Let Me In
Consistent with the lore. It's good.
Owen: You kill people.
Abby: I do it because I have to. (from Let Me In)
I do reviews of vampire movies because I have to; with the exception of Bella Lugosi as Dracula and Max Shreck as Nosferatu, I am rarely moved by weak attempts to play with the formula. Need I say more about the corruption of the sub-genre by the Twilight Series, an epic treatise on teenage longing devoid of vampire tropes and replete with long stares that take the stories nowhere.
Let Me In, based on the Swedish smash novel and film Let the Right One In, is a somewhat old-fashioned and successful vampire tale about two twelve-year olds, vampire Abby (Chloe Moretz) and effeminate intellectual Owen (Kodi Smit-McPhee). As for most pre-teens, theirs is a rough connection filled with doubts and discords, but through it all they are surprisingly close and caring.
In the sense that a vampire story should have more than bloody necks, this film achieves the psychological crossover by being true to what I know and remember about those emotionally parlous times. Owen and Abby are social outcasts who suffer for their uniqueness, she because of her need for blood and he because he is sensitive (I don't have to forewarn you about what eventually happens to Owen's bullies).
While the very red blood flows freely in the vampire tradition (I went home to cook a nice marinara sauce for my pasta in the Hannibal Lecter tradition), the film also includes common elements such as the divorcing parents, the snooping cop, the bully motif, and atmospheric music. I can accept all but the bullying sequences, which are trite and overwrought in the revenge category.

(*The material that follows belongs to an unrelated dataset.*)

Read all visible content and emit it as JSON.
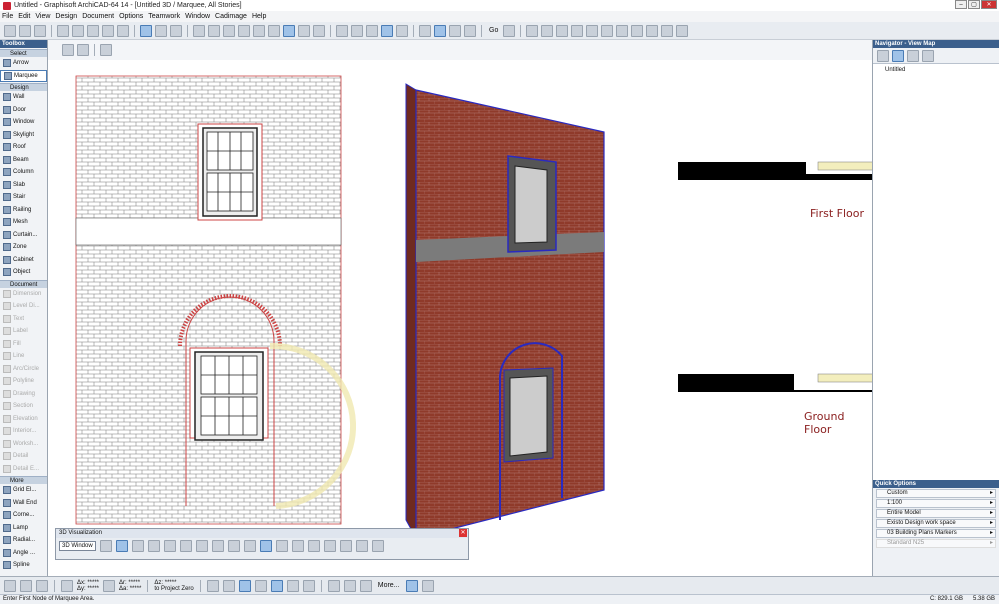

Good bye brooding, grey Twilight; hello bloody Let Me In. This is a film that relies on both dialogue and openness to bring a loving relationship to life and death.